Alexandria sinking raises safety issues

The recent sinking of the historic schooner Alexandria continues to cause controversy and has led several mariners involved with the incident to speak out on offshore safety. One survivor of the schooner Alexandria’s fateful last trip is offering lectures about his experience, which included floating in the Gulf Stream for several hours before being rescued by a Coast Guard helicopter.

Afloat for more than five hours in the 72° Gulf Stream after Alexandria sank in December, 62-year-old Harold Phinney was a volunteer crewmember in the passage from Alexandria, Va., to Beaufort, N.C., and has since spoken before several marine organizations in the Washington, D.C., area to describe his ordeal.

“I give a little background on the vessel from when she was in pristine condition to when she sank and I was in the water,” said Phinney.

“Harold was the last one picked up by the Coast Guard,” said Joe Youcha, executive director of the Alexandria Seaport Foundation, which formerly owned the 67-year-old square-topsail schooner. “He wasn’t wearing a survival suit, just one of those suspender-type lifejackets.”
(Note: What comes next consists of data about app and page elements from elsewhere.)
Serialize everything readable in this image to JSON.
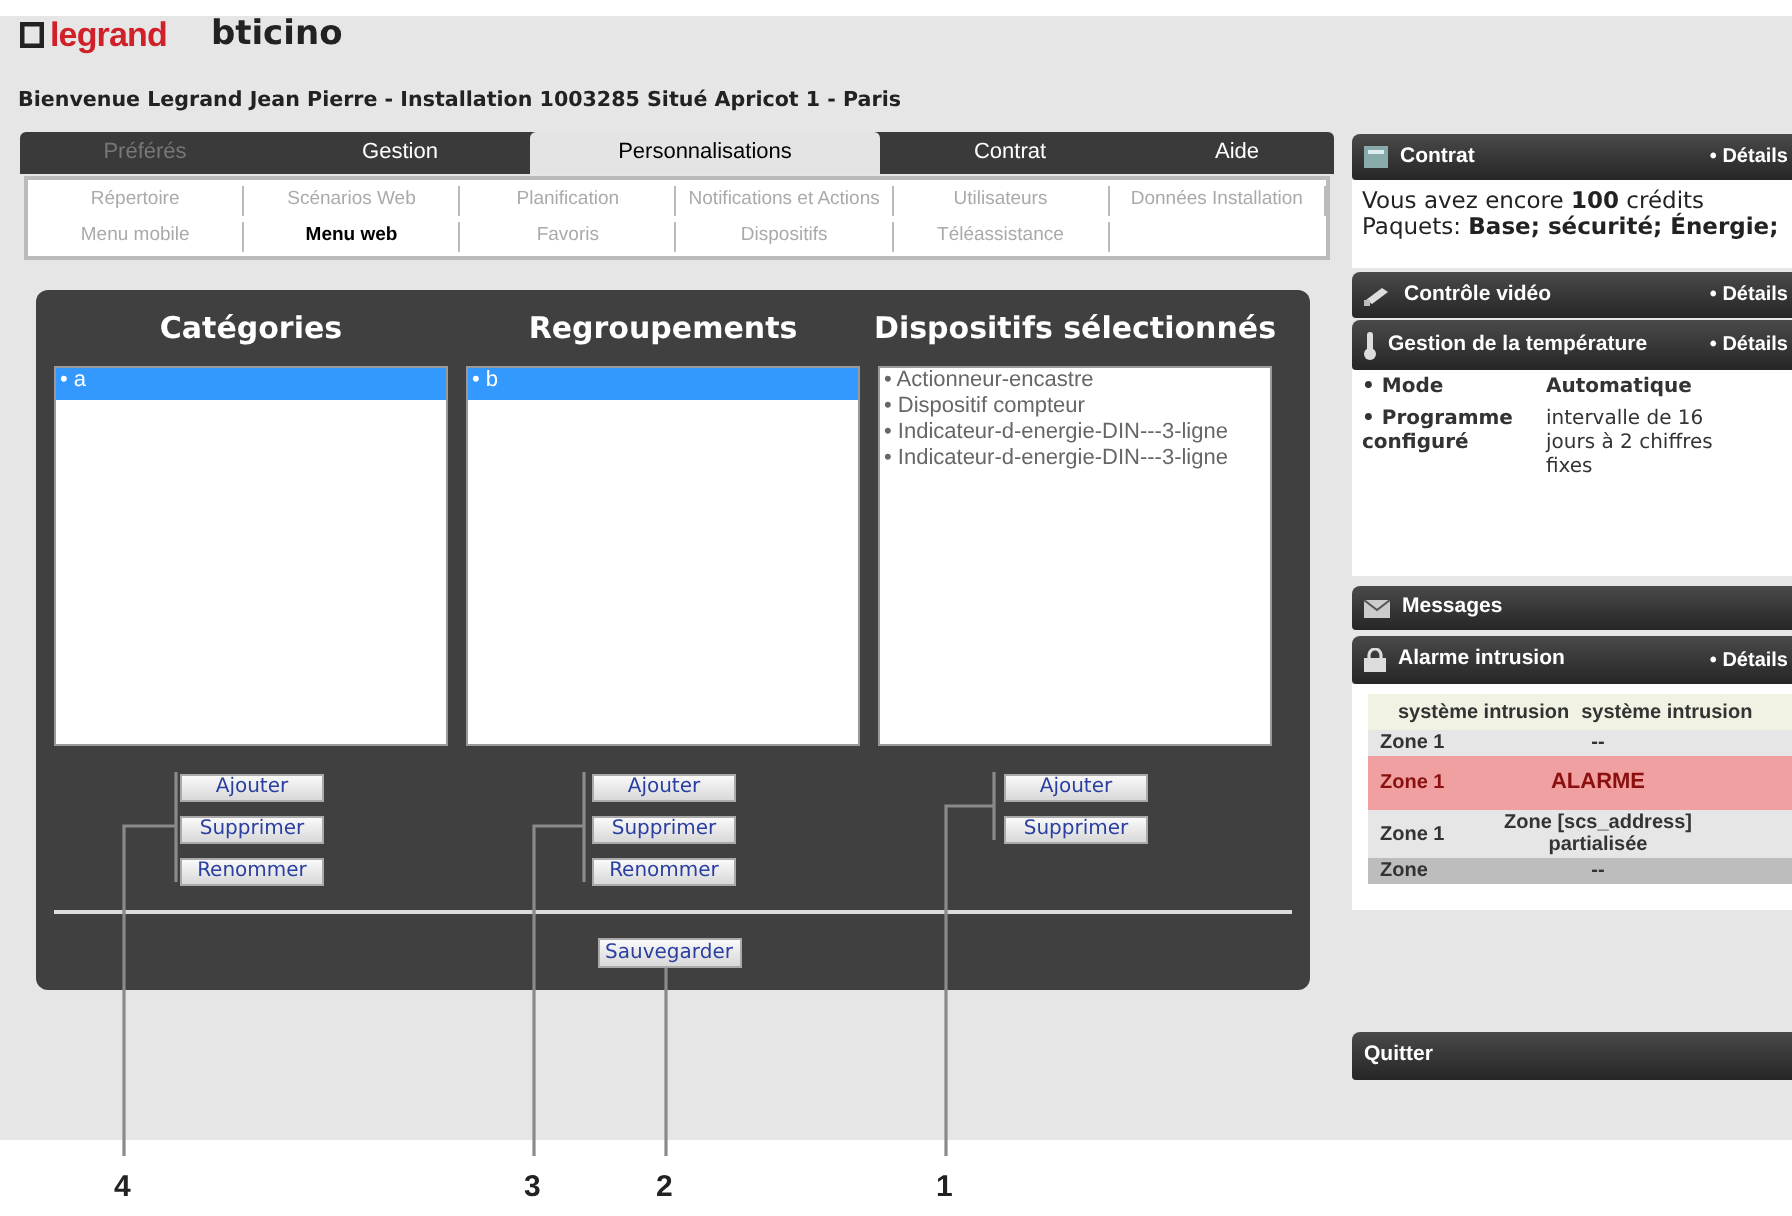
{
  "logos": {
    "brand_1": "legrand",
    "brand_2": "bticino"
  },
  "welcome": "Bienvenue Legrand Jean Pierre - Installation 1003285 Situé Apricot 1 - Paris",
  "tabs": [
    {
      "label": "Préférés",
      "selected": false,
      "disabled": true
    },
    {
      "label": "Gestion",
      "selected": false,
      "disabled": false
    },
    {
      "label": "Personnalisations",
      "selected": true,
      "disabled": false
    },
    {
      "label": "Contrat",
      "selected": false,
      "disabled": false
    },
    {
      "label": "Aide",
      "selected": false,
      "disabled": false
    }
  ],
  "subtabs": [
    {
      "label": "Répertoire",
      "selected": false
    },
    {
      "label": "Scénarios Web",
      "selected": false
    },
    {
      "label": "Planification",
      "selected": false
    },
    {
      "label": "Notifications et Actions",
      "selected": false
    },
    {
      "label": "Utilisateurs",
      "selected": false
    },
    {
      "label": "Données Installation",
      "selected": false
    },
    {
      "label": "Menu mobile",
      "selected": false
    },
    {
      "label": "Menu web",
      "selected": true
    },
    {
      "label": "Favoris",
      "selected": false
    },
    {
      "label": "Dispositifs",
      "selected": false
    },
    {
      "label": "Téléassistance",
      "selected": false
    }
  ],
  "columns": [
    {
      "title": "Catégories",
      "items": [
        {
          "label": "• a",
          "selected": true
        }
      ],
      "buttons": [
        "Ajouter",
        "Supprimer",
        "Renommer"
      ]
    },
    {
      "title": "Regroupements",
      "items": [
        {
          "label": "• b",
          "selected": true
        }
      ],
      "buttons": [
        "Ajouter",
        "Supprimer",
        "Renommer"
      ]
    },
    {
      "title": "Dispositifs sélectionnés",
      "items": [
        {
          "label": "• Actionneur-encastre",
          "selected": false
        },
        {
          "label": "• Dispositif compteur",
          "selected": false
        },
        {
          "label": "• Indicateur-d-energie-DIN---3-ligne",
          "selected": false
        },
        {
          "label": "• Indicateur-d-energie-DIN---3-ligne",
          "selected": false
        }
      ],
      "buttons": [
        "Ajouter",
        "Supprimer"
      ]
    }
  ],
  "save_button": "Sauvegarder",
  "widgets": [
    {
      "kind": "text",
      "title": "Contrat",
      "link": "• Détails",
      "lines": [
        "Vous avez encore **100** crédits",
        "Paquets: **Base; sécurité; Énergie;**"
      ]
    },
    {
      "kind": "bar",
      "title": "Contrôle vidéo",
      "link": "• Détails"
    },
    {
      "kind": "pairs",
      "title": "Gestion de la température",
      "link": "• Détails",
      "rows": [
        {
          "label": "• Mode",
          "value": "Automatique",
          "bold": true
        },
        {
          "label": "• Programme configuré",
          "value": "intervalle de 16 jours à 2 chiffres fixes",
          "bold": false
        }
      ]
    },
    {
      "kind": "bar",
      "title": "Messages"
    },
    {
      "kind": "table",
      "title": "Alarme intrusion",
      "link": "• Détails",
      "columns": [
        "système intrusion",
        "système intrusion"
      ],
      "rows": [
        {
          "zone": "Zone 1",
          "state": "--",
          "kind": "normal"
        },
        {
          "zone": "Zone 1",
          "state": "ALARME",
          "kind": "alarm"
        },
        {
          "zone": "Zone 1",
          "state": "Zone [scs_address] partialisée",
          "kind": "normal"
        },
        {
          "zone": "Zone",
          "state": "--",
          "kind": "dim"
        }
      ]
    },
    {
      "kind": "bar",
      "title": "Quitter"
    }
  ],
  "callouts": [
    "4",
    "3",
    "2",
    "1"
  ]
}
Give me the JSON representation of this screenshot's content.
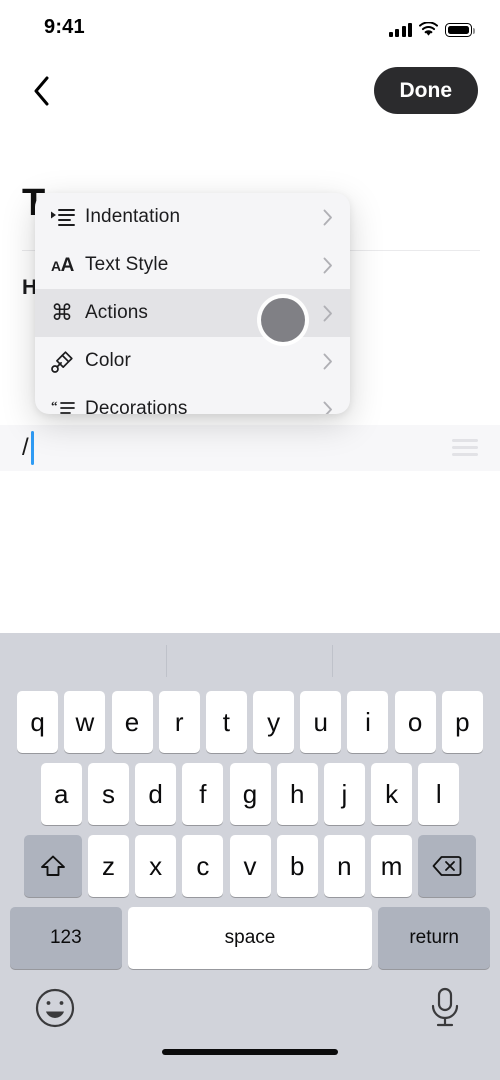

“I talk mostly about how I survived and what I would recommend to others who might be in a similar situation,” said Phinney.

The vessel’s new owner and captain, Yale Iverson, a retired lawyer from Iowa, reportedly purchased the wood-hulled Baltic trader for more than $50,000. The vessel sank 50 miles southeast of Cape Hatteras after a series of problems caused the vessel to flood.

Two crewmembers were incapacitated by seasickness, according to reports, and the vessel’s manual pump was too inefficient and difficult to operate in the heavy sea. As water poured through open seams above the waterline, the vessel’s primary electric bilge pump failed and crewmembers were unable to prime the two auxiliary gasoline pumps.

Boat checks were reportedly performed every half hour, and at 0130 a crewmember discovered that the primary electric pump was inoperative. Upon inspection, the pump was found to be clogged with loose wire that had been discarded into the bilge when the wiring system was replaced by the Seaport Foundation.

As Alexandria began sinking and slumped into a severe list, the command to abandon ship was given and the vessel’s life raft was deployed. Two crewmembers never made it to the life raft, but the remaining five huddled into the raft to await helicopter rescue. All seven crewmembers were rescued safely by a Coast Guard helicopter, but Iverson’s two dogs were swept away.

“The reason that boat sank is quite clear: It was entirely due to poor management,” said Chip Reynolds, who served as captain of Alexandria for several years for the Alexandria Seaport Foundation. “If it hadn’t been for the miraculous stroke of luck that it happened in daylight and that they were in the warm waters of the stream, there would have been dead bodies in this incident.”

According to Reynolds, “None of that crew had the required experience. They were literally picked off the street’Hey, you want to sail to the Bahamas?'”

Iverson added extensive safety gear to the schooner before departing Alexandria, including an inflatable canister-type life raft, an electric three-inch bilge pump, and electronic navigation equipment. Existing gasoline pumps were inoperative, as they were impossible to prime, according to reports.

Alexandria was reportedly in much safer condition when it departed with its new owner than it had ever been under the ownership of the Alexandria Seaport Foundation, which suffered from lack of funding.

Reynolds agreed that Iverson equipped the schooner with sorely needed safety gear but argued that management, not the vessel’s condition, caused the vessel to sink. “Many of the things he did [to the vessel] were the right thing to do,” said Reynolds. “But you can’t get away from the fact that they were woefully shorthanded and woefully inexperienced. There may have been some bad luck involved, but they had a prescription for disaster.”

By Ocean Navigator